Answer with a number only: how many lines of the data contain "value"?

### Exercise input
..........

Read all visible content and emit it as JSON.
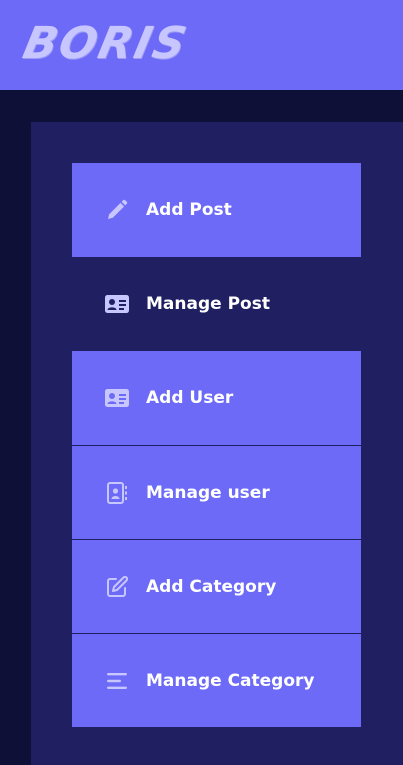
{
  "header": {
    "logo_text": "BORIS"
  },
  "sidebar": {
    "items": [
      {
        "label": "Add Post",
        "icon": "pencil-icon",
        "active": true
      },
      {
        "label": "Manage Post",
        "icon": "id-card-icon",
        "active": false
      },
      {
        "label": "Add User",
        "icon": "id-card-icon",
        "active": true
      },
      {
        "label": "Manage user",
        "icon": "address-book-icon",
        "active": true
      },
      {
        "label": "Add Category",
        "icon": "edit-square-icon",
        "active": true
      },
      {
        "label": "Manage Category",
        "icon": "menu-lines-icon",
        "active": true
      }
    ]
  },
  "colors": {
    "topbar": "#6c6af7",
    "page_background": "#0e1038",
    "panel": "#1f1f61",
    "menu_item": "#6c6af7",
    "icon": "#c8c6ff",
    "text": "#ffffff"
  }
}
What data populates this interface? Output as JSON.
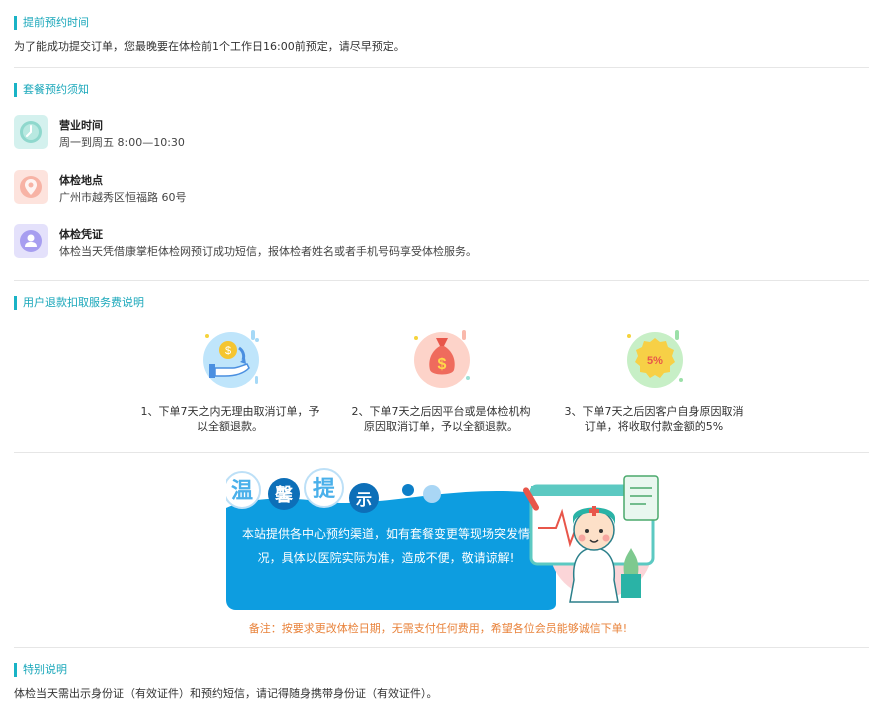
{
  "advance": {
    "title": "提前预约时间",
    "text": "为了能成功提交订单，您最晚要在体检前1个工作日16:00前预定，请尽早预定。"
  },
  "notice": {
    "title": "套餐预约须知",
    "items": [
      {
        "icon": "clock-icon",
        "title": "营业时间",
        "text": "周一到周五 8:00—10:30"
      },
      {
        "icon": "location-icon",
        "title": "体检地点",
        "text": "广州市越秀区恒福路 60号"
      },
      {
        "icon": "user-icon",
        "title": "体检凭证",
        "text": "体检当天凭借康掌柜体检网预订成功短信，报体检者姓名或者手机号码享受体检服务。"
      }
    ]
  },
  "refund": {
    "title": "用户退款扣取服务费说明",
    "items": [
      {
        "icon": "coin-hand-icon",
        "line1": "1、下单7天之内无理由取消订单，予",
        "line2": "以全额退款。"
      },
      {
        "icon": "money-bag-icon",
        "line1": "2、下单7天之后因平台或是体检机构",
        "line2": "原因取消订单，予以全额退款。"
      },
      {
        "icon": "percent-badge-icon",
        "badge": "5%",
        "line1": "3、下单7天之后因客户自身原因取消",
        "line2": "订单，将收取付款金额的5%"
      }
    ]
  },
  "banner": {
    "chars": [
      "温",
      "馨",
      "提",
      "示"
    ],
    "line1": "本站提供各中心预约渠道，如有套餐变更等现场突发情",
    "line2": "况，具体以医院实际为准，造成不便，敬请谅解!"
  },
  "remark": "备注：按要求更改体检日期，无需支付任何费用，希望各位会员能够诚信下单!",
  "special": {
    "title": "特别说明",
    "text": "体检当天需出示身份证（有效证件）和预约短信，请记得随身携带身份证（有效证件）。"
  },
  "colors": {
    "accent": "#19b3c6",
    "banner_blue": "#0d9de0",
    "note_orange": "#e8823a"
  }
}
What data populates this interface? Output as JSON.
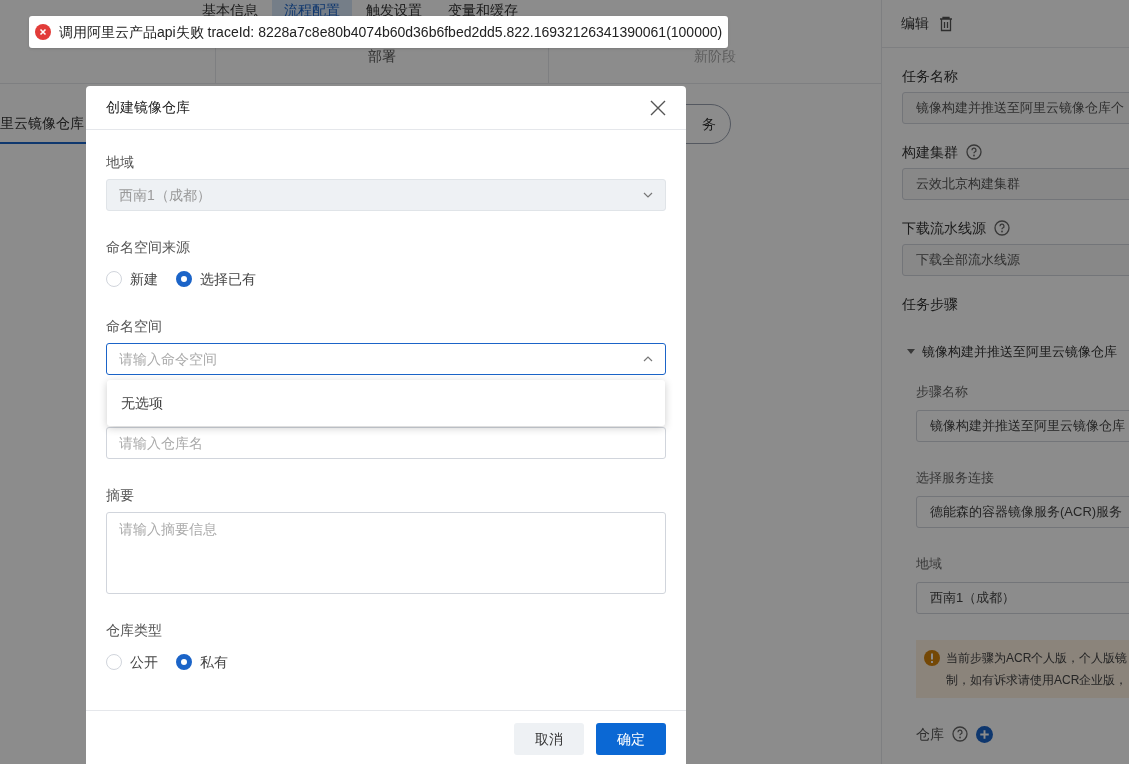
{
  "tabs": [
    {
      "label": "基本信息",
      "selected": false
    },
    {
      "label": "流程配置",
      "selected": true
    },
    {
      "label": "触发设置",
      "selected": false
    },
    {
      "label": "变量和缓存",
      "selected": false
    }
  ],
  "stages": [
    "部署",
    "新阶段"
  ],
  "pipeline_nodes": [
    {
      "label": "里云镜像仓库",
      "selected": true
    },
    {
      "label": "务",
      "selected": false
    }
  ],
  "edit_panel": {
    "title": "编辑",
    "fields": [
      {
        "label": "任务名称",
        "help": false,
        "value": "镜像构建并推送至阿里云镜像仓库个"
      },
      {
        "label": "构建集群",
        "help": true,
        "value": "云效北京构建集群"
      },
      {
        "label": "下载流水线源",
        "help": true,
        "value": "下载全部流水线源"
      }
    ],
    "steps_label": "任务步骤",
    "step": {
      "title": "镜像构建并推送至阿里云镜像仓库",
      "expanded": true,
      "fields": [
        {
          "label": "步骤名称",
          "value": "镜像构建并推送至阿里云镜像仓库"
        },
        {
          "label": "选择服务连接",
          "value": "德能森的容器镜像服务(ACR)服务"
        },
        {
          "label": "地域",
          "value": "西南1（成都）"
        }
      ],
      "warning": [
        "当前步骤为ACR个人版，个人版镜",
        "制，如有诉求请使用ACR企业版，"
      ],
      "repo_label": "仓库"
    }
  },
  "toast": {
    "message": "调用阿里云产品api失败 traceId: 8228a7c8e80b4074b60d36b6fbed2dd5.822.16932126341390061(100000)"
  },
  "modal": {
    "title": "创建镜像仓库",
    "fields": [
      {
        "kind": "select",
        "label": "地域",
        "value": "西南1（成都）",
        "disabled": true
      },
      {
        "kind": "radio",
        "label": "命名空间来源",
        "options": [
          {
            "label": "新建",
            "selected": false
          },
          {
            "label": "选择已有",
            "selected": true
          }
        ]
      },
      {
        "kind": "select",
        "label": "命名空间",
        "placeholder": "请输入命令空间",
        "disabled": false,
        "expanded": true,
        "menu": "无选项"
      },
      {
        "kind": "input",
        "placeholder": "请输入仓库名"
      },
      {
        "kind": "textarea",
        "label": "摘要",
        "placeholder": "请输入摘要信息"
      },
      {
        "kind": "radio",
        "label": "仓库类型",
        "options": [
          {
            "label": "公开",
            "selected": false
          },
          {
            "label": "私有",
            "selected": true
          }
        ]
      }
    ],
    "buttons": [
      {
        "label": "取消",
        "primary": false
      },
      {
        "label": "确定",
        "primary": true
      }
    ]
  }
}
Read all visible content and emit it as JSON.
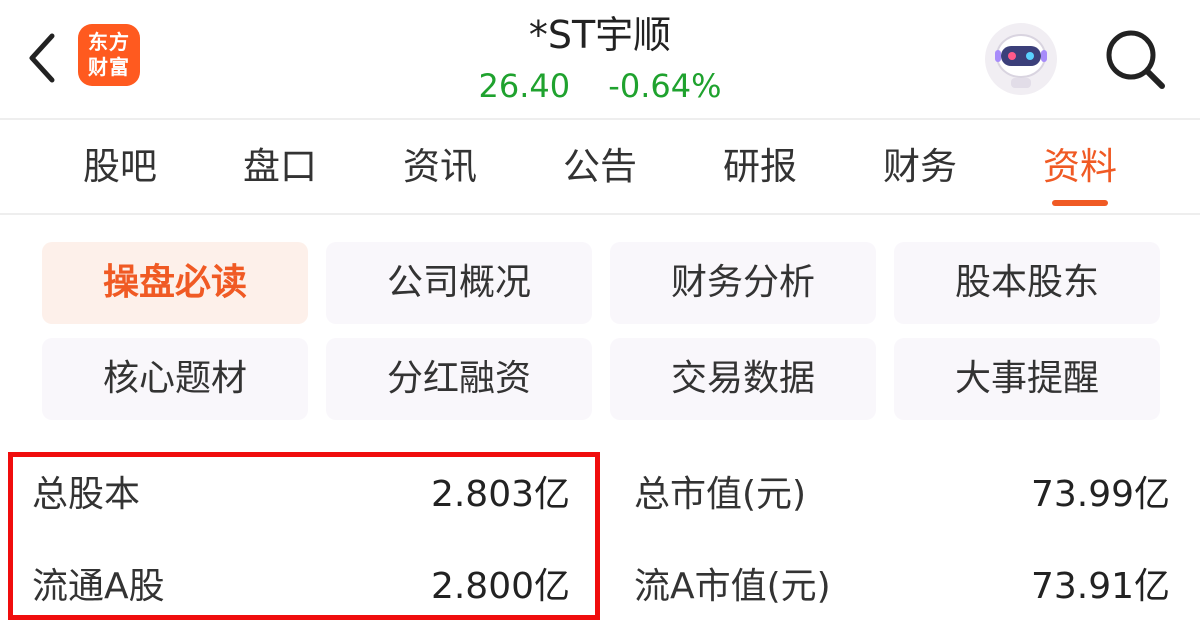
{
  "header": {
    "logo_line1": "东方",
    "logo_line2": "财富",
    "stock_name": "*ST宇顺",
    "price": "26.40",
    "change_pct": "-0.64%",
    "price_color": "#1fa22e",
    "back_icon": "chevron-left-icon",
    "avatar_icon": "robot-avatar-icon",
    "search_icon": "search-icon"
  },
  "tabs": [
    {
      "label": "股吧"
    },
    {
      "label": "盘口"
    },
    {
      "label": "资讯"
    },
    {
      "label": "公告"
    },
    {
      "label": "研报"
    },
    {
      "label": "财务"
    },
    {
      "label": "资料",
      "active": true
    }
  ],
  "accent_color": "#f05a24",
  "subcategories": [
    {
      "label": "操盘必读",
      "active": true
    },
    {
      "label": "公司概况"
    },
    {
      "label": "财务分析"
    },
    {
      "label": "股本股东"
    },
    {
      "label": "核心题材"
    },
    {
      "label": "分红融资"
    },
    {
      "label": "交易数据"
    },
    {
      "label": "大事提醒"
    }
  ],
  "stats": {
    "left": [
      {
        "label": "总股本",
        "value": "2.803亿"
      },
      {
        "label": "流通A股",
        "value": "2.800亿"
      }
    ],
    "right": [
      {
        "label": "总市值(元)",
        "value": "73.99亿"
      },
      {
        "label": "流A市值(元)",
        "value": "73.91亿"
      }
    ]
  },
  "highlight_color": "#f00d0d"
}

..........

### Output for this task
11